On the surface, rules like Ohio’s seem to make sense—keeping voter registrations up-to-date is important. However, when we look at the actual impact of these practices, it’s obvious that they disproportionately impact low-income and minority populations and districts. A 2016 study by Reuters found that the 144,000 people removed from voting rolls in Ohio in the past few years were primarily from its three largest counties. These voters were twice as likely to live in Democratic-leaning neighborhoods and had a disproportionately high number of African-American residents.
Add to this ruling the push in recent years for cutbacks on early voting, tougher voter ID laws, and removal of same-day registration options, and it’s not hard to see that this is yet another obstacle placed in front of low-income and minority voters. Key to protecting our citizens’ human rights is having free, fair, and regular elections. And while there is no explicit definition for “free and fair” elections, the electoral laws must offer equal conditions and opportunities for all citizens to access polling places and vote.
Although the ruling was fairly narrow, many fear that it will function as a green light and a template for other states to follow suit. Currently, states that could be directly impacted by the ruling include Georgia, Oklahoma, Oregon, Pennsylvania, and West Virginia.
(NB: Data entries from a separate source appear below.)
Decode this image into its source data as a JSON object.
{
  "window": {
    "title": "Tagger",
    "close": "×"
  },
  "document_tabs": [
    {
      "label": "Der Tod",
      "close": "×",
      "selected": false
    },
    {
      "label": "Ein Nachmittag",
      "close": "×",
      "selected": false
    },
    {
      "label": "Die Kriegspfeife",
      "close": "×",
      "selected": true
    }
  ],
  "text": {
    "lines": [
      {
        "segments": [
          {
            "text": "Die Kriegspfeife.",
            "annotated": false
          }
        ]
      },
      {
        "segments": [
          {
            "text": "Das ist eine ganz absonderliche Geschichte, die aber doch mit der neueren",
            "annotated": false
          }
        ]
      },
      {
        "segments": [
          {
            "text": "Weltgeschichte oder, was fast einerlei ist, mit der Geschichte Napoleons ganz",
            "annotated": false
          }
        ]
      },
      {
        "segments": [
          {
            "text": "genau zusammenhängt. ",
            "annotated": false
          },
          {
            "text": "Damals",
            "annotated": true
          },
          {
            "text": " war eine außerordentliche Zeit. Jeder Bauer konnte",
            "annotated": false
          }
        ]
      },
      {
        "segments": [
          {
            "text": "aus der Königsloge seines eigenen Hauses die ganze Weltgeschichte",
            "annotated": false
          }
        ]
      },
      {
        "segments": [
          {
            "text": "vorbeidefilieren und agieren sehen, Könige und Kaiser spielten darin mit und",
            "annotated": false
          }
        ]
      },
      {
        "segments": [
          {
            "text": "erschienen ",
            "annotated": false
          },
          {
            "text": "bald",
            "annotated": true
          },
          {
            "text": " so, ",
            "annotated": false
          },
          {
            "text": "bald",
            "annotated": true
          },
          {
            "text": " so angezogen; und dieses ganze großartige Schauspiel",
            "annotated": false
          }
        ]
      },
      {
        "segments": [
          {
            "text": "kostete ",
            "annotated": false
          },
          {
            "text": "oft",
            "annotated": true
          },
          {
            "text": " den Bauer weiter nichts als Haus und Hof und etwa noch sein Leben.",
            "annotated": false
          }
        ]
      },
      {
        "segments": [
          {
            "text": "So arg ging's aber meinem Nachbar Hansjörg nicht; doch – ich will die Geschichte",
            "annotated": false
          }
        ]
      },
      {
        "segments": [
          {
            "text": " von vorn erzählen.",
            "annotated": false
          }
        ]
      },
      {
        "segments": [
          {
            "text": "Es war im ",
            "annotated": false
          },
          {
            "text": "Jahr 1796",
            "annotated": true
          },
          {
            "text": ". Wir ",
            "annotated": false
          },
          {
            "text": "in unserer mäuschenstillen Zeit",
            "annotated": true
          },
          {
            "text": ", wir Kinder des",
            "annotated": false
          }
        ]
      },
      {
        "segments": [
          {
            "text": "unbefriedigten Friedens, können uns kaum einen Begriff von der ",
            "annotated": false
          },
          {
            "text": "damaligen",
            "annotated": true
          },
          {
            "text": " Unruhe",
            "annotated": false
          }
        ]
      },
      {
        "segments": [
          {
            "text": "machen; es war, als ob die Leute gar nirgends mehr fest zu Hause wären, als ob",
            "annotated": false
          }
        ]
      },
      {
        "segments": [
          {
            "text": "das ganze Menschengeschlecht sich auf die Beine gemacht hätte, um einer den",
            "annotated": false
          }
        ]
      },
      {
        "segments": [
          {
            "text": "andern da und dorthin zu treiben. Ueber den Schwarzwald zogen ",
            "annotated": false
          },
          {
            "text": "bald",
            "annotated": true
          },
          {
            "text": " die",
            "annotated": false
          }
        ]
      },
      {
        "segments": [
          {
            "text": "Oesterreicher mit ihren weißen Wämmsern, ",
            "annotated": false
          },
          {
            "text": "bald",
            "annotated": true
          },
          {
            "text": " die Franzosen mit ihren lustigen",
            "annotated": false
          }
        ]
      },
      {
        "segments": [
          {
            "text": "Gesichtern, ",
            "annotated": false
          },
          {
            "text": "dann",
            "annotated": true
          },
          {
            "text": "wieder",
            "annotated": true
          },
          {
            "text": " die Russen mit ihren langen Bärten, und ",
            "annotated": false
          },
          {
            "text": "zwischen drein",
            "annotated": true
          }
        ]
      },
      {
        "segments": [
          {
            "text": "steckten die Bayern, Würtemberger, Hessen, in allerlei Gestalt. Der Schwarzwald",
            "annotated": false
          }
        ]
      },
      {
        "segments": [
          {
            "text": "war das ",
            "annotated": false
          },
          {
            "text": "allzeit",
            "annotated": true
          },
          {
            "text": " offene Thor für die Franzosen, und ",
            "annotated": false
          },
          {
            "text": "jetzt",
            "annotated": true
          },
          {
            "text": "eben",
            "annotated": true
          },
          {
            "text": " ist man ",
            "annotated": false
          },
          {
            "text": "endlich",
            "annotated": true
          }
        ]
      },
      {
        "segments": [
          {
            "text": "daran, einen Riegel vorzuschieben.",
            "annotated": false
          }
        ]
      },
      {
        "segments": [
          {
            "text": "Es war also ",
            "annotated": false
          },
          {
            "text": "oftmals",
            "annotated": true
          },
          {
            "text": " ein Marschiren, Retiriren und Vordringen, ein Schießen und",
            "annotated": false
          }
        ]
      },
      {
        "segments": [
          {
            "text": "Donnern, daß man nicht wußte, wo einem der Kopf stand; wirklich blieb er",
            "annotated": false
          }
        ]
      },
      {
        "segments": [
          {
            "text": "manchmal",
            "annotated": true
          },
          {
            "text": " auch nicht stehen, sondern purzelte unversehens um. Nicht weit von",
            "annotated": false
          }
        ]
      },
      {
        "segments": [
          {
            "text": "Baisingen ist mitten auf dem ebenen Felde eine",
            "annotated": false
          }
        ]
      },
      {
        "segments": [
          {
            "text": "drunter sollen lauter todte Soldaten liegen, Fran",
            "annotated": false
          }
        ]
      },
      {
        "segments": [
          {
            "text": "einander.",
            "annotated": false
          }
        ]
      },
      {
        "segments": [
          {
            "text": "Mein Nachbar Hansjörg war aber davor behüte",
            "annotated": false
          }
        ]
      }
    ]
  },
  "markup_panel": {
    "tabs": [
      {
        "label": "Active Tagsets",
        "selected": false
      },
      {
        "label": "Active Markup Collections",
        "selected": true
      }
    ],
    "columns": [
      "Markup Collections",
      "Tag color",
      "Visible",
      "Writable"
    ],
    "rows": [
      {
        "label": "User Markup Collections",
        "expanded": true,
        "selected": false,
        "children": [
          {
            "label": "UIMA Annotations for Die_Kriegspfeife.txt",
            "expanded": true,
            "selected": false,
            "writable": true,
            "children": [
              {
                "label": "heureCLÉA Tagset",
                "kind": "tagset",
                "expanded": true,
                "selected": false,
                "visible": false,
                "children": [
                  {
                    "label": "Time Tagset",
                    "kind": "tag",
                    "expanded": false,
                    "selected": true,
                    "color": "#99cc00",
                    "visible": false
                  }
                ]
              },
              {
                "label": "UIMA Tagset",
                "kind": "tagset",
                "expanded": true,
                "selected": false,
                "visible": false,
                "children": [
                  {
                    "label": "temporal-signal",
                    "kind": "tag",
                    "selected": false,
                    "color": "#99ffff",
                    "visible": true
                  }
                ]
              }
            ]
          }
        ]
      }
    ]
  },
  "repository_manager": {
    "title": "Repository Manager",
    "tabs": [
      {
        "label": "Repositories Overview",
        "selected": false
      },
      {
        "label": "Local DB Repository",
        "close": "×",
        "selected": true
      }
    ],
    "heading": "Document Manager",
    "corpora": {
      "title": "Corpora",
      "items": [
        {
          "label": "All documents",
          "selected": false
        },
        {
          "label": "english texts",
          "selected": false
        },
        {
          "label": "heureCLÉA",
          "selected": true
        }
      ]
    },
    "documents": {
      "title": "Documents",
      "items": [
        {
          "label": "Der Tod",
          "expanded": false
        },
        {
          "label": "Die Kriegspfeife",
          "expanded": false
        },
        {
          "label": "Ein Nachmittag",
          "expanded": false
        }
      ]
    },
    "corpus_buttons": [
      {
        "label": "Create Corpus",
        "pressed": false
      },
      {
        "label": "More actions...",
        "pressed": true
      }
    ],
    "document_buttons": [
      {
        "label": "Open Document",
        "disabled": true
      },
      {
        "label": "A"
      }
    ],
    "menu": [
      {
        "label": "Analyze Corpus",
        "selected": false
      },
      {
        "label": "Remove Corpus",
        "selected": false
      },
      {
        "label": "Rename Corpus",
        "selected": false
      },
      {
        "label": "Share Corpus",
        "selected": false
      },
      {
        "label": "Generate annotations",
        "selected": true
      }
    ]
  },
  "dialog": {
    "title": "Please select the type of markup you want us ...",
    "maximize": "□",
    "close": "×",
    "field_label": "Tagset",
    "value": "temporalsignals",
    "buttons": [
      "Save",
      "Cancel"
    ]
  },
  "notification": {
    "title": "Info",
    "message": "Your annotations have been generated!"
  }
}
Bloomberg’s Greg Stohr reported on the SCOTUS ruling, saying that while the initial impact will be fairly narrow, it could make a difference in election outcomes come November, particularly in close races.
“It could have a small impact, especially in swing states, narrowly divided states like Ohio,” Stohr said. “Ohio had a particular procedure where they, after you didn’t vote in one election, they would send you a notice saying, ‘Hey, do you still live there?’ and then if you didn’t return that notice and didn’t vote a couple more times, they would remove you from the rolls. There are about six states that have similar procedures, including some important states like Pennsylvania and West Virginia, so those states could be affected, and in a close election, it could make the difference.”
So, what does all this mean for the average voter? We must all be more proactive in ensuring that all districts are given equal opportunity to register to vote or check voter registration status—especially those that would be disproportionately impacted by rules like Ohio’s. Online voter registration is available for 37 states plus the District of Columbia. In addition, a downloadable version of the National Mail Voter Registration Form is available on the USA.gov website. Voters can also register in person at their state or local election office—and sometimes the local DMV, armed services recruitment centers, and state or county public assistance offices provide this service as well. Review your options here and share them with your communities and beyond.
For additional resources and information, check out our Voting Resources page.